■ Instructions for the task
Filter these entries so that only lines with the word "JSON" remain.

[Items from an interface collection]

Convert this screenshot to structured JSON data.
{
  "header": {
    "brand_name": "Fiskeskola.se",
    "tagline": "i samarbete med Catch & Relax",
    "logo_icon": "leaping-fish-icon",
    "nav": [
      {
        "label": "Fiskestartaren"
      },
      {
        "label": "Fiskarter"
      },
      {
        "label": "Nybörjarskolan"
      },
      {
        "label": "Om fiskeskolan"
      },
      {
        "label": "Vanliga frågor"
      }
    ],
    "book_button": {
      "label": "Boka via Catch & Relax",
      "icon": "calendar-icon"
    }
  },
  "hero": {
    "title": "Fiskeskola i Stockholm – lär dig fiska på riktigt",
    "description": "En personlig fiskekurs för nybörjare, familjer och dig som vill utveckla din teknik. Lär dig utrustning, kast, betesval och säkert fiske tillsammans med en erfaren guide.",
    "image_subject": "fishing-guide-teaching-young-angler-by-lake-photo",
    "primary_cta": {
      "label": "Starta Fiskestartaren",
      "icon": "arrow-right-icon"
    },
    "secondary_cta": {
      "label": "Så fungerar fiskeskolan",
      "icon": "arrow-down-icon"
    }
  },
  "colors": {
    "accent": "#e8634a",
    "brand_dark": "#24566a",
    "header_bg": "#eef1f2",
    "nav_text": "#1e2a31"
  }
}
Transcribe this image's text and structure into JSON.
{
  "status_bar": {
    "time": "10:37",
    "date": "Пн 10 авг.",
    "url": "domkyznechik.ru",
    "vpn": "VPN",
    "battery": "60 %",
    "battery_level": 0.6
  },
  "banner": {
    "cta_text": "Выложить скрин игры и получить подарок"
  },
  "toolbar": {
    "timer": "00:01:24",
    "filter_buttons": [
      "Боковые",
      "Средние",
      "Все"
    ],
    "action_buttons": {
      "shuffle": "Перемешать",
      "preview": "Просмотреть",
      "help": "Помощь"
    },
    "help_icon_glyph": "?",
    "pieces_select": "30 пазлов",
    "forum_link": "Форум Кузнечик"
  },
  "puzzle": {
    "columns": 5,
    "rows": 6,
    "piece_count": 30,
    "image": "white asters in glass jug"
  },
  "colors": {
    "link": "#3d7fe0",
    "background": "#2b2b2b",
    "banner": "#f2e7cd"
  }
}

■ Output of the task
Convert this screenshot to structured JSON data.
Transcribe this image's text and structure into JSON.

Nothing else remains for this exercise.